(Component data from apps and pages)
++++

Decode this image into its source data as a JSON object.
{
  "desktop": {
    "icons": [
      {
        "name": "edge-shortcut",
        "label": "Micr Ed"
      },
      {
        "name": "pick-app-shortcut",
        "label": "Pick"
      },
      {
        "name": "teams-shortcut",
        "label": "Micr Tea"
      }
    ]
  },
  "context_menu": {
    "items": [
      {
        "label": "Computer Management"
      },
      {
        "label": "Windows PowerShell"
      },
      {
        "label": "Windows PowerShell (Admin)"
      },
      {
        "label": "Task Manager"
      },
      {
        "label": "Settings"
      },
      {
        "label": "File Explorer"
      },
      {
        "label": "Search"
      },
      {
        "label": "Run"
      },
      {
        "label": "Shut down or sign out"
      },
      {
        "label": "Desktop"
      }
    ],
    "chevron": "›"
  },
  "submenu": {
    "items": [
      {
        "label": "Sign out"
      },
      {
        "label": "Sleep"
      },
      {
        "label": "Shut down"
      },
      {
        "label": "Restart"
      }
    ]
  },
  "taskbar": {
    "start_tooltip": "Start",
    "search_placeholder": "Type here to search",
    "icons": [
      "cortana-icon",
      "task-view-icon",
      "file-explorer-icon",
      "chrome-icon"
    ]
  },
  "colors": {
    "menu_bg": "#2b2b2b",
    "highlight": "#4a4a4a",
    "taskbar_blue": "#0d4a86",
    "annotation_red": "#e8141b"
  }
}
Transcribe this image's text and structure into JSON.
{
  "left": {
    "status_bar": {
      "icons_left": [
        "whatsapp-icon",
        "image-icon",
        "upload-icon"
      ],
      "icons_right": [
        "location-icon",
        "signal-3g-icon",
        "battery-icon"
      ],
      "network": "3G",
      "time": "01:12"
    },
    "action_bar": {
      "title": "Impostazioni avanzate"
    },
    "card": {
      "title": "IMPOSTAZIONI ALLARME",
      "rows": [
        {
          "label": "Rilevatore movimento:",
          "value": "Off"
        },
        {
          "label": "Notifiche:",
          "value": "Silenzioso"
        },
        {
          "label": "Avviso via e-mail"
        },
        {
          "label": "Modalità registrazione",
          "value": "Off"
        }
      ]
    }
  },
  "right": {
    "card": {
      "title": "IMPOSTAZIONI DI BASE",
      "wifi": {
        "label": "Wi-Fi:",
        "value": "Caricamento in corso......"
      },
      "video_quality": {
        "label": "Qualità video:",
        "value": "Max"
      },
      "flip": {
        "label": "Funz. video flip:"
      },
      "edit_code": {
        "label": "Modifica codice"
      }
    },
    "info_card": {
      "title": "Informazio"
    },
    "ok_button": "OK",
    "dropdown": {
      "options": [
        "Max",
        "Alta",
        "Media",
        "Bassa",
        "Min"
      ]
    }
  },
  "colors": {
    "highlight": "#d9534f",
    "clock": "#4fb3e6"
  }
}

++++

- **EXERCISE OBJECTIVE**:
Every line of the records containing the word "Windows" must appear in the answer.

- **WRITTEN ANSWER**:
        "label": "Windows PowerShell"
        "label": "Windows PowerShell (Admin)"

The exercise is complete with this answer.